Systematics and taxonomy of tropical weevils, with specialization on Oriental Entiminae. Species diversity, distribution, mimetic relationship of tropical Coleoptera.
First, I fell in love with the weevils during practical field courses in entomology, when my supervisor introduced our bachelor course to a huge tropical weevil collection at Daugavpils University. I was fascinated by the diversity of shapes, colours, and the big mystery of it all. The collection contained large amounts of unprepared material, also all species were mixed together. Professor gave me some books on weevil morphology, a lot of photos of type specimens, references to literature sources, and I began my huge journey in the field called ‘’taxonomy of the genus Pachyrhynchus’’.
After montage work for hundreds of specimens, I began my taxonomic research. It all started from a species called Pachyrhynchus orbifer Waterhouse.

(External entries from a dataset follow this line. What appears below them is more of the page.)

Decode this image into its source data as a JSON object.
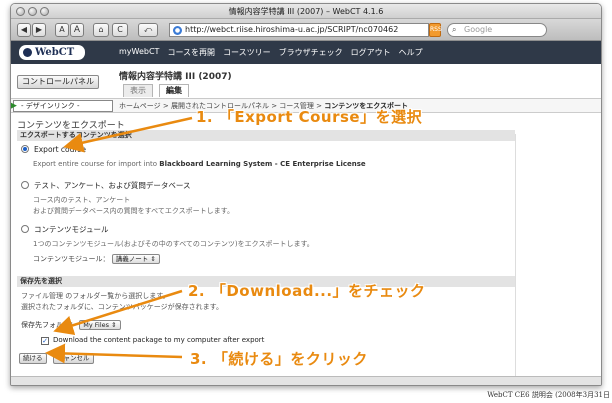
{
  "window": {
    "title": "情報内容学特講 III (2007) – WebCT 4.1.6"
  },
  "toolbar": {
    "back": "◀",
    "forward": "▶",
    "text_small": "A",
    "text_large": "A",
    "home": "⌂",
    "reload": "C",
    "url": "http://webct.riise.hiroshima-u.ac.jp/SCRIPT/nc070462",
    "rss": "RSS",
    "search_placeholder": "Google"
  },
  "webct": {
    "logo": "WebCT",
    "nav": [
      "myWebCT",
      "コースを再開",
      "コースツリー",
      "ブラウザチェック",
      "ログアウト",
      "ヘルプ"
    ]
  },
  "header": {
    "control_panel": "コントロールパネル",
    "course_title": "情報内容学特講 III (2007)",
    "tabs": [
      "表示",
      "編集"
    ]
  },
  "crumbs": {
    "design_link": "- デザインリンク -",
    "path": "ホームページ > 展開されたコントロールパネル > コース管理 > ",
    "current": "コンテンツをエクスポート"
  },
  "page": {
    "heading": "コンテンツをエクスポート",
    "section_export": "エクスポートするコンテンツを選択",
    "opt_course": "Export course",
    "opt_course_desc_pre": "Export entire course for import into ",
    "opt_course_desc_bold": "Blackboard Learning System - CE Enterprise License",
    "opt_tests": "テスト、アンケート、および質問データベース",
    "opt_tests_desc1": "コース内のテスト、アンケート",
    "opt_tests_desc2": "および質問データベース内の質問をすべてエクスポートします。",
    "opt_module": "コンテンツモジュール",
    "opt_module_desc": "1つのコンテンツモジュール(およびその中のすべてのコンテンツ)をエクスポートします。",
    "module_label": "コンテンツモジュール：",
    "module_select": "講義ノート ⇕",
    "section_dest": "保存先を選択",
    "dest_desc1": "ファイル管理 のフォルダー覧から選択します。",
    "dest_desc2": "選択されたフォルダに、コンテンツパッケージが保存されます。",
    "folder_label": "保存先フォルダ：",
    "folder_select": "My Files ⇕",
    "download_label": "Download the content package to my computer after export",
    "continue_btn": "続ける",
    "cancel_btn": "キャンセル"
  },
  "annotations": {
    "step1": "1. 「Export Course」を選択",
    "step2": "2. 「Download...」をチェック",
    "step3": "3. 「続ける」をクリック"
  },
  "footer": "WebCT CE6 説明会 (2008年3月31日",
  "colors": {
    "annotation": "#e98a10",
    "webct_bar": "#2f3948"
  }
}
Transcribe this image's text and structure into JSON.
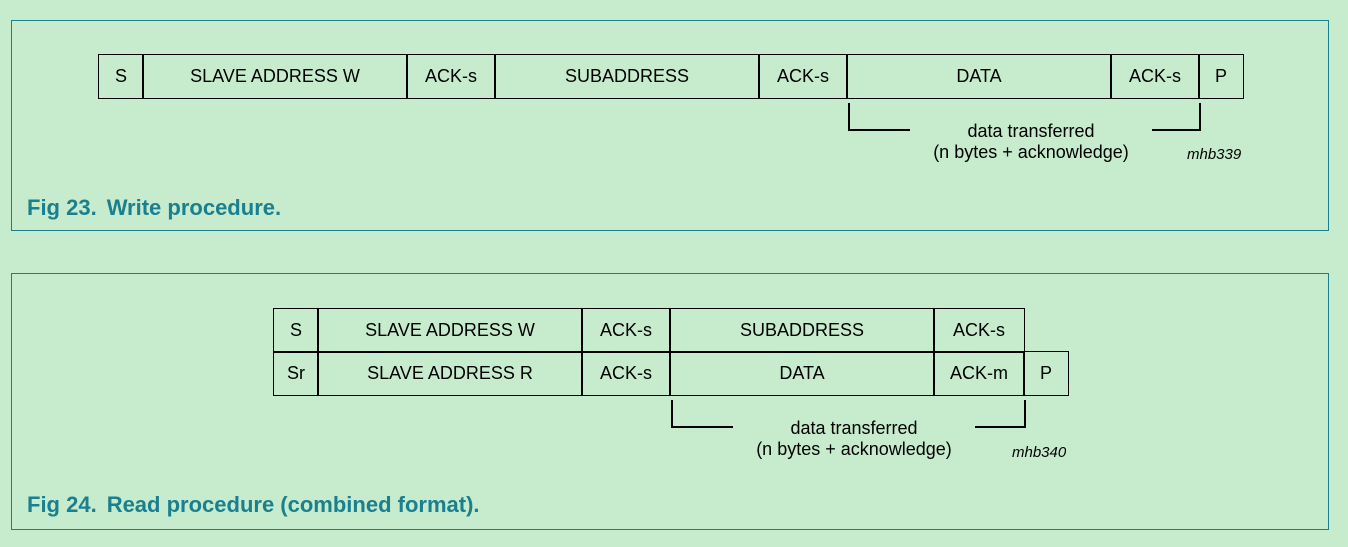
{
  "fig23": {
    "cells": [
      "S",
      "SLAVE ADDRESS W",
      "ACK-s",
      "SUBADDRESS",
      "ACK-s",
      "DATA",
      "ACK-s",
      "P"
    ],
    "bracket_line1": "data transferred",
    "bracket_line2": "(n bytes + acknowledge)",
    "ref": "mhb339",
    "caption_number": "Fig 23.",
    "caption_text": "Write procedure."
  },
  "fig24": {
    "row1": [
      "S",
      "SLAVE ADDRESS W",
      "ACK-s",
      "SUBADDRESS",
      "ACK-s"
    ],
    "row2": [
      "Sr",
      "SLAVE ADDRESS R",
      "ACK-s",
      "DATA",
      "ACK-m",
      "P"
    ],
    "bracket_line1": "data transferred",
    "bracket_line2": "(n bytes + acknowledge)",
    "ref": "mhb340",
    "caption_number": "Fig 24.",
    "caption_text": "Read procedure (combined format)."
  }
}
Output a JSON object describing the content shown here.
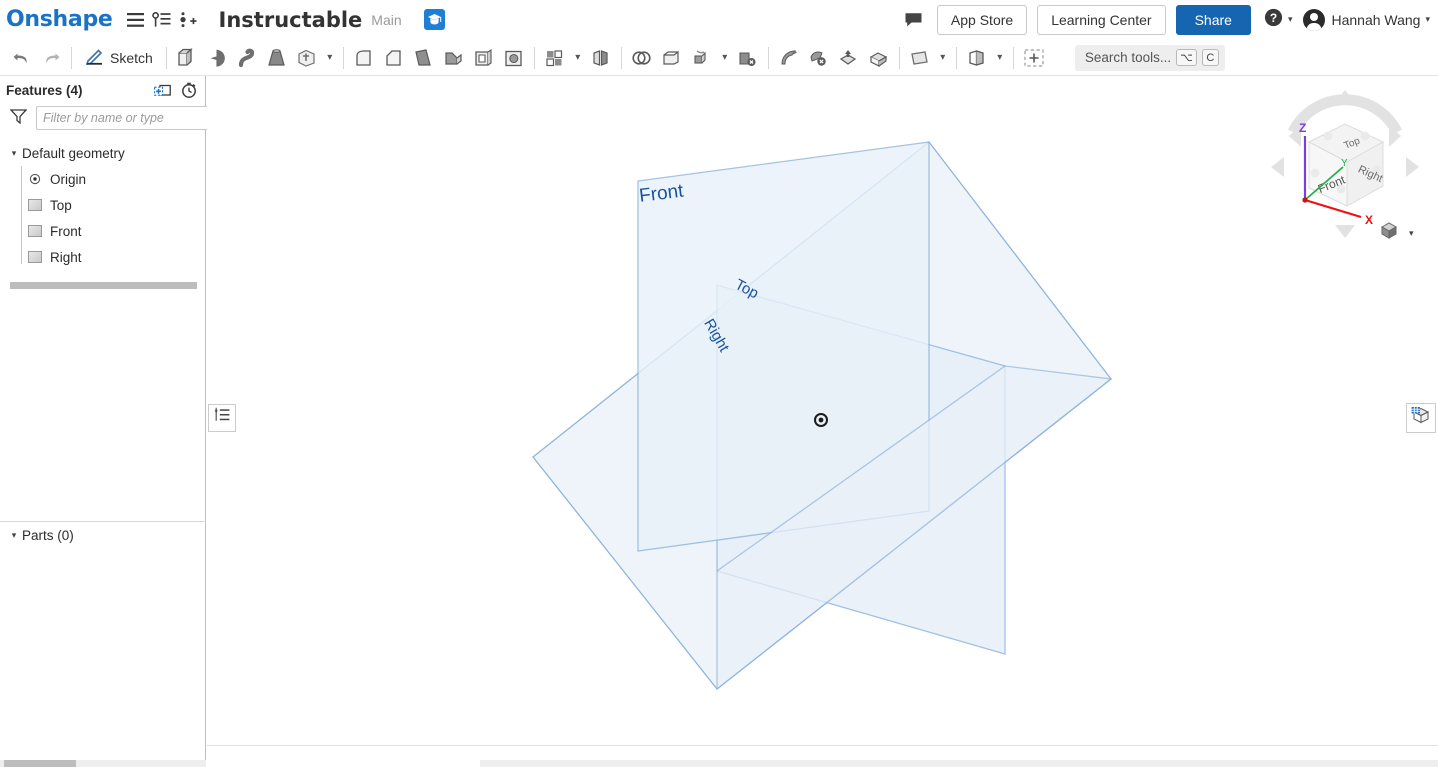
{
  "header": {
    "brand": "Onshape",
    "menu_icon": "hamburger-menu-icon",
    "versions_icon": "version-graph-icon",
    "branch_icon": "add-branch-icon",
    "doc_title": "Instructable",
    "branch_name": "Main",
    "edu_badge_icon": "graduation-cap-icon",
    "comments_icon": "comment-icon",
    "app_store_label": "App Store",
    "learning_center_label": "Learning Center",
    "share_label": "Share",
    "help_icon": "help-circle-icon",
    "user_name": "Hannah Wang",
    "avatar_icon": "user-avatar-icon",
    "caret": "▾"
  },
  "toolbar": {
    "undo_icon": "undo-arrow-icon",
    "redo_icon": "redo-arrow-icon",
    "sketch_label": "Sketch",
    "sketch_icon": "pencil-sketch-icon",
    "tools": [
      {
        "name": "extrude-icon"
      },
      {
        "name": "revolve-icon"
      },
      {
        "name": "sweep-icon"
      },
      {
        "name": "loft-icon"
      },
      {
        "name": "more-features-icon"
      }
    ],
    "modify_tools": [
      {
        "name": "fillet-icon"
      },
      {
        "name": "chamfer-icon"
      },
      {
        "name": "draft-icon"
      },
      {
        "name": "rib-icon"
      },
      {
        "name": "shell-icon"
      },
      {
        "name": "hole-icon"
      }
    ],
    "pattern_icon": "linear-pattern-icon",
    "mirror-icon": "mirror-icon",
    "boolean_icon": "boolean-icon",
    "split_icon": "split-icon",
    "transform_icon": "transform-icon",
    "delete_part_icon": "delete-part-icon",
    "move_face_icon": "move-face-icon",
    "delete_face_icon": "delete-face-icon",
    "replace_face_icon": "replace-face-icon",
    "enclose_icon": "enclose-icon",
    "plane_icon": "construction-plane-icon",
    "sheetmetal_icon": "sheet-metal-icon",
    "variable_icon": "add-variable-icon",
    "search": {
      "placeholder": "Search tools...",
      "shortcut_key_1": "⌥",
      "shortcut_key_2": "C"
    }
  },
  "left_panel": {
    "features_title": "Features (4)",
    "add_folder_icon": "add-folder-icon",
    "history_icon": "history-clock-icon",
    "filter_icon": "filter-funnel-icon",
    "filter_placeholder": "Filter by name or type",
    "filter_value": "",
    "tree": {
      "root_label": "Default geometry",
      "expanded": true,
      "children": [
        {
          "label": "Origin",
          "icon": "origin-point-icon"
        },
        {
          "label": "Top",
          "icon": "plane-icon"
        },
        {
          "label": "Front",
          "icon": "plane-icon"
        },
        {
          "label": "Right",
          "icon": "plane-icon"
        }
      ]
    },
    "parts_label": "Parts (0)",
    "parts_expanded": true
  },
  "viewport": {
    "plane_labels": [
      {
        "text": "Front"
      },
      {
        "text": "Top"
      },
      {
        "text": "Right"
      }
    ],
    "origin_marker": "origin-point-marker",
    "plane_fill": "#eaf1f8",
    "plane_stroke": "#8fb4dc",
    "label_color": "#18539e",
    "viewcube": {
      "axis_z_label": "Z",
      "axis_y_label": "Y",
      "axis_x_label": "X",
      "axis_z_color": "#7b3fd4",
      "axis_y_color": "#22b14c",
      "axis_x_color": "#ee1111",
      "face_top": "Top",
      "face_front": "Front",
      "face_right": "Right"
    },
    "display_style_icon": "display-style-cube-icon",
    "display_style_caret": "▾",
    "toggle_left_icon": "feature-list-panel-icon",
    "toggle_right_icon": "appearance-panel-icon"
  }
}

I learned how to extract genitalia, learned species boundaries, how to do photo-stacking, and a lots of other things. By the end of my Bachelor's degree, my supervisor and I described nine new species of Pachyrhynchus.
It was a success, but I can’t compare my first manuscript with the ones I am producing now. Since then, I have visited the largest museums of Europe seeking type specimens, I have practiced and learned new skills and new methods for species diversification studies, participated in projects, and also learned how to be a supervisor for students both in leading research or giving lectures and practical work in entomology and zoology. I have raised my practical entomology skills during three expeditions to natural habitats of the Oriental weevils: tropical mountains of the Mindanao Island, Philippines.
During seven years of work on the taxonomy of Oriental weevils, I have described and co-authored 39 weevil species of various genera: Pachyrhynchus, Macrocyrtus, Eupachyrhynchus, Celebia, and lately on Apocyrtus and Pseudapocyrtus. In addition to my taxonomic research, I have also contributed to notes on distribution and ecology.
Currently, I am finishing my PhD on the systematics and distribution of Pachyrhynchus (Curculionidae, Entiminae, Pachyrhynchini). These mega-diverse weevils, famous mimicry models, have attracted interest of many entomologists all over the world, and I am one of them. Even though an increase in family members is and will take a lot of my time, I look forward to spending more years on the taxonomy of Philippine Entiminae to expand knowledge of this mega-diverse group.
I have written and co-authored more than 20 papers, all are freely available at my ResearchGate profile.
I am always open for cooperation and with pleasure will answer questions at email@example.com